After 18, family influence still key to one's ethnic identity

Feb 01, 2010

The formative years don't stop at 18 according to a new study that found the actions and lifestyle of the family continue to influence whether young adults embrace their ethnicity and take pride in their roots. Published in the Journal of Adolescence, the study of young adults between the ages of 18 and 30 found that those whose families continue to teach them about their ethnic background had a greater sense of ethnic identity.

Individuals whose families actively share cultural customs and traditions with them, celebrating Chinese New Year for example, reported feeling more attached to their ethnic group and spent more time exploring their heritage.

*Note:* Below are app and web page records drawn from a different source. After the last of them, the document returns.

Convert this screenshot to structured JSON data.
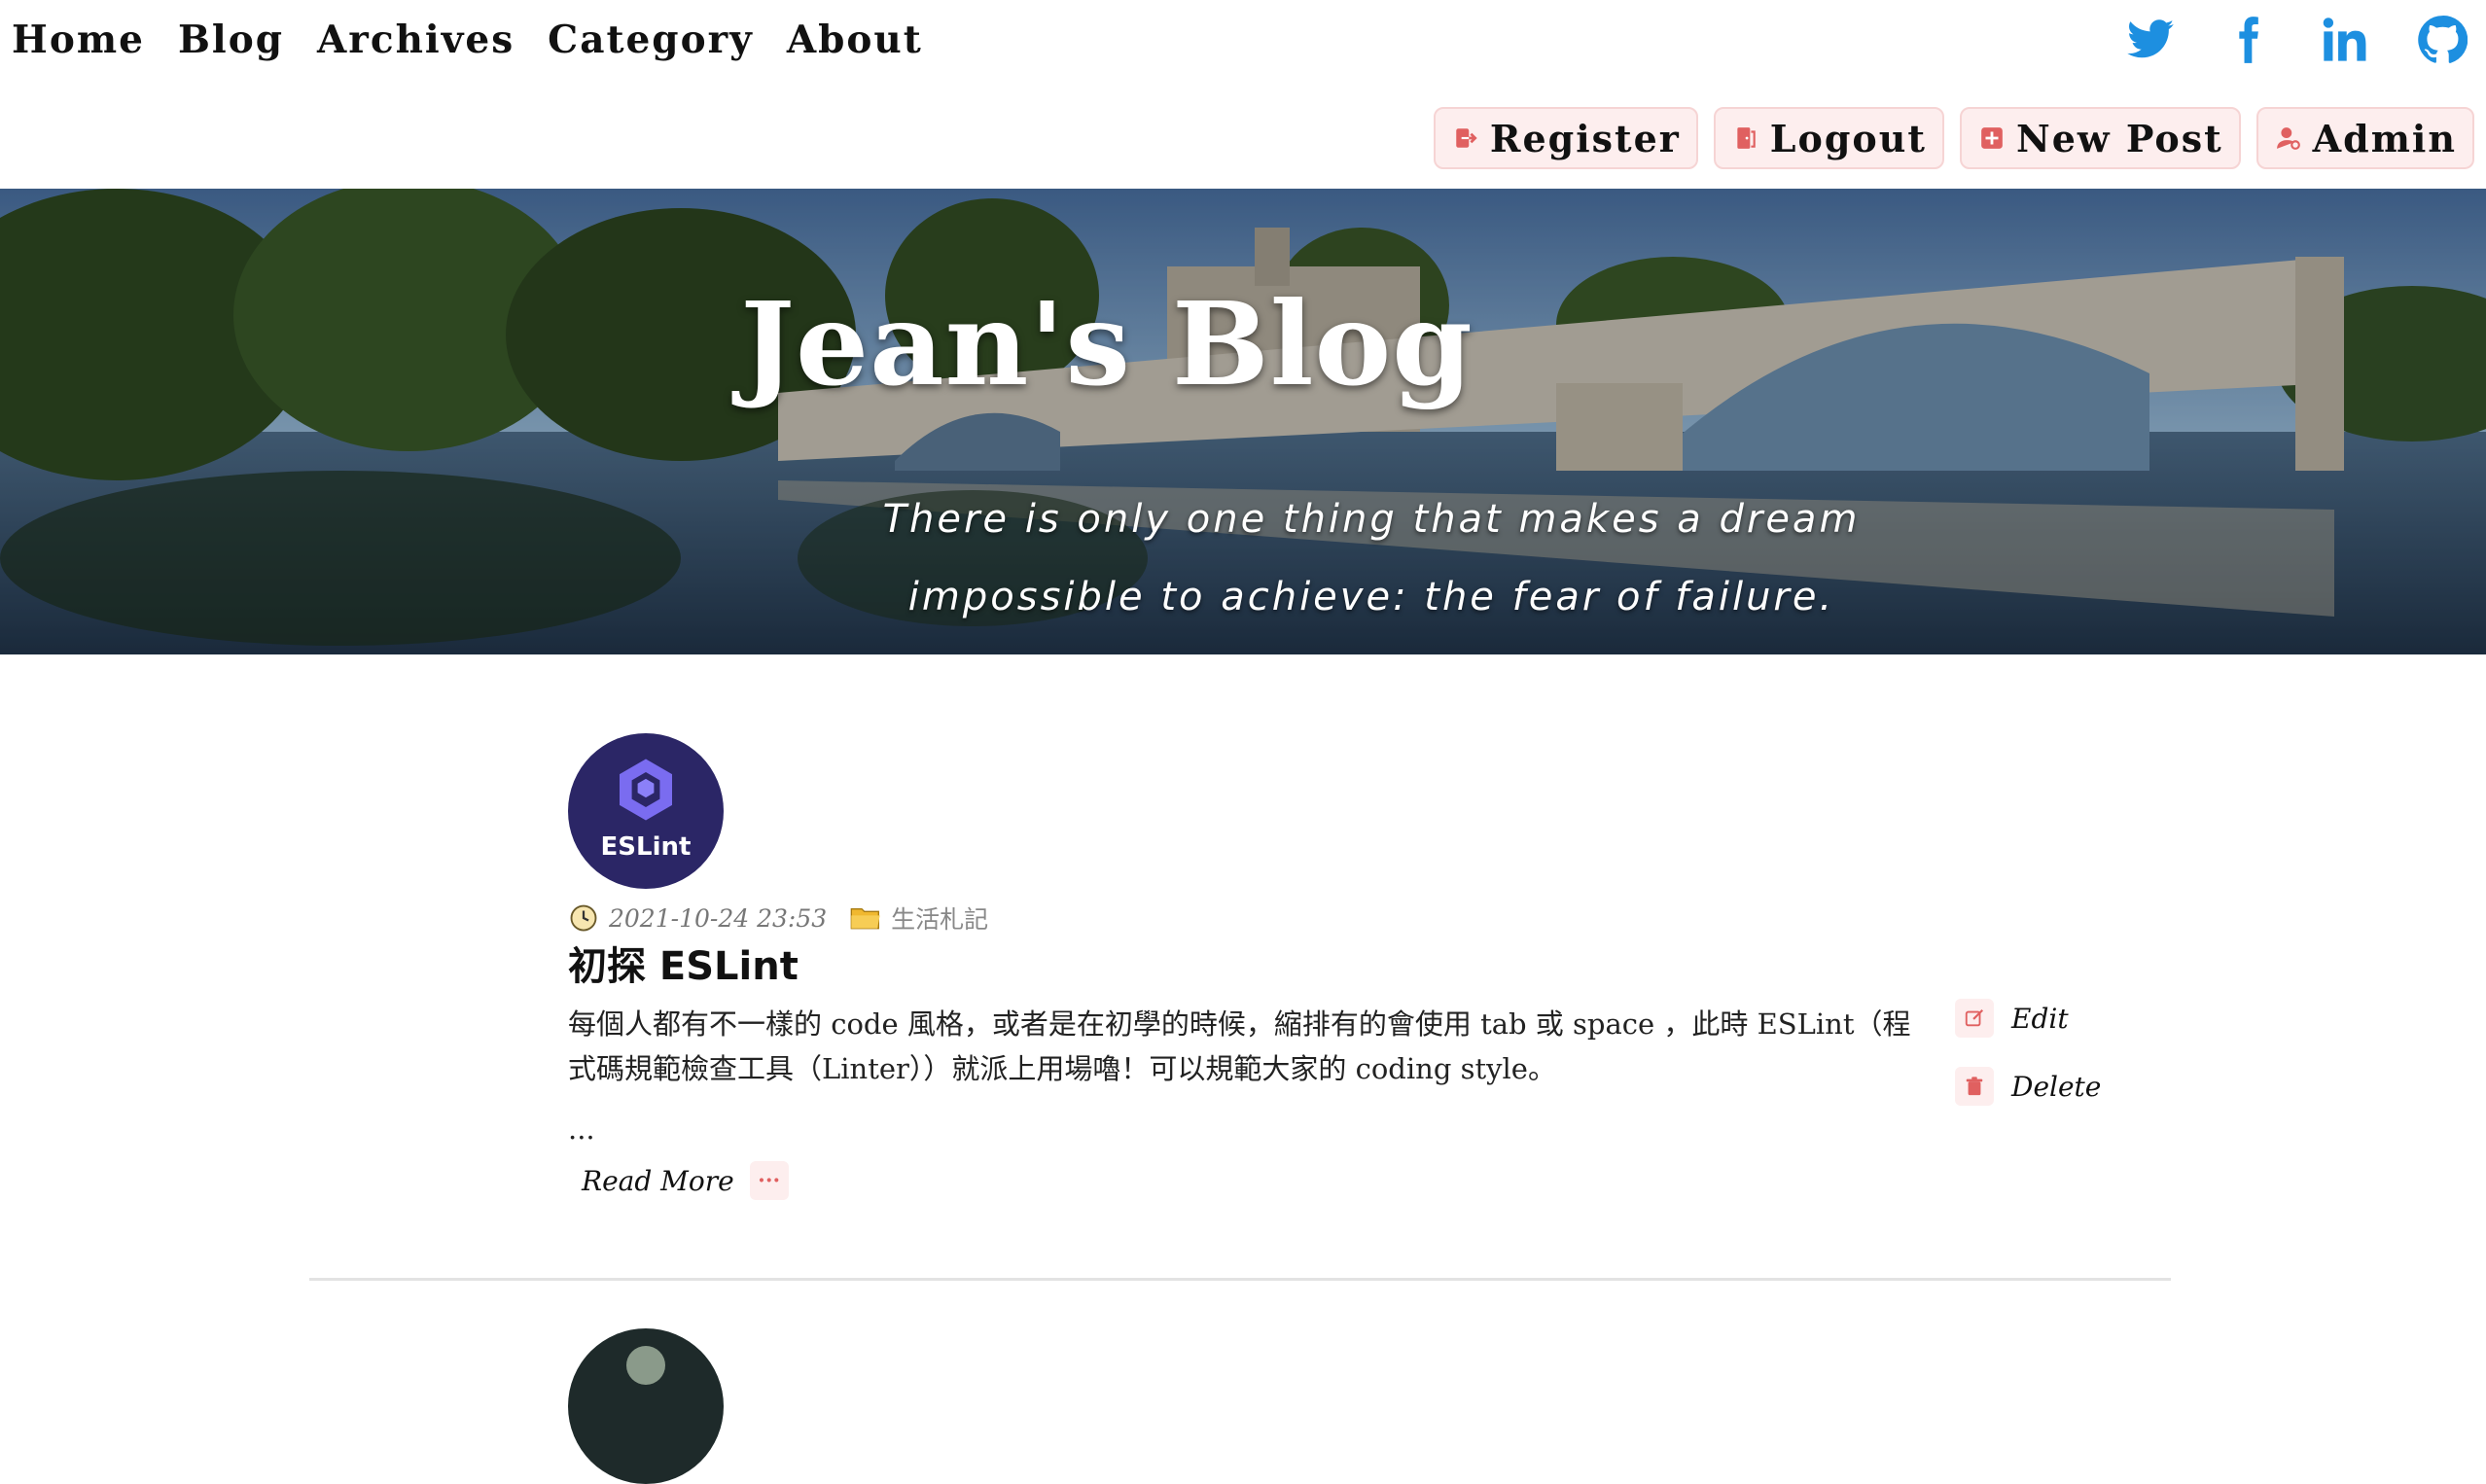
{
  "nav": {
    "items": [
      "Home",
      "Blog",
      "Archives",
      "Category",
      "About"
    ]
  },
  "social": {
    "icons": [
      "twitter-icon",
      "facebook-icon",
      "linkedin-icon",
      "github-icon"
    ],
    "brand_color": "#1d8fe0"
  },
  "actions": {
    "register": "Register",
    "logout": "Logout",
    "new_post": "New Post",
    "admin": "Admin",
    "icon_color": "#e06060",
    "bg_color": "#fdeeee"
  },
  "hero": {
    "title": "Jean's Blog",
    "quote": "There is only one thing that makes a dream impossible to achieve: the fear of failure."
  },
  "post": {
    "avatar_label": "ESLint",
    "date": "2021-10-24 23:53",
    "category": "生活札記",
    "title": "初探 ESLint",
    "excerpt": "每個人都有不一樣的 code 風格，或者是在初學的時候，縮排有的會使用 tab 或 space ，此時 ESLint（程式碼規範檢查工具（Linter））就派上用場嚕！可以規範大家的 coding style。",
    "ellipsis": "...",
    "read_more": "Read More",
    "read_more_icon": "···",
    "edit": "Edit",
    "delete": "Delete"
  }
}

"These results highlight the fact that cultural education is an important aspect of parenting," said the study's author Linda Juang, associate professor of psychology at San Francisco State University. "The influence of the family continues to shape young people's ethnic identity beyond adolescence."

Juang surveyed more than 200 adults between the ages of 18 and 30, including Asian Americans, Latinos, white individuals and those of mixed ethnicity. Early adulthood is thought to be a critical time for identity development. Psychologists are interested in how ethnic identity is formed since research has associated a strong sense of ethnic identity with greater and decreased depression.

The study found that the family's role in communicating and traditions had a greater influence on young adults' exploration of their ethnicity compared with whether they adopted values associated with their ethnic group. "Parents may be effective in prompting their children to find out more about their culture but they can't necessarily instill the values of their culture," Juang said.

The results also suggest that the relationship between the family's influence and ethnic identity is more pronounced for females than males. This is consistent with previous research suggesting that parents tend to focus on passing on cultural traditions to daughters more than sons.

Explore further: Soccer's key role in helping migrants to adjust

More information: The study was recently published online in the Journal of Adolescence and will be published in the August 2010 print issue.

add to favorites email to friend print save as pdf

Related Stories

Ethnic pride may boost African-American teens' mental health

Nov 13, 2009

Most adolescents who belong to an ethnic minority group wrestle not only with their self-esteem (like most teens), but also with identity issues unique to their ethnic group, such as dealing with social stigma. A new study ...

Ethnic pride key to black teen mental health

Dec 01, 2009

Ethnic pride may be as important as self-esteem to the mental health of young African-American adolescents, according to a new study in the Nov/Dec issue of the journal Child Development.

Recommended for you

Soccer's key role in helping migrants to adjust

10 minutes ago

New research from the University of Adelaide has for the first time detailed the important role the sport of soccer has played in helping migrants to adjust to their new lives in Australia.

Congressional rift over environment influences public

Jul 31, 2014

American citizens are increasingly divided over the issue of environmental protection and seem to be taking their cue primarily from Congress, finds new research led by a Michigan State University scholar.

Decoding ethnic labels

Jul 30, 2014

If you are of Latin American descent, do you call yourself Chicano? Latino? Hispanic?

User comments : 0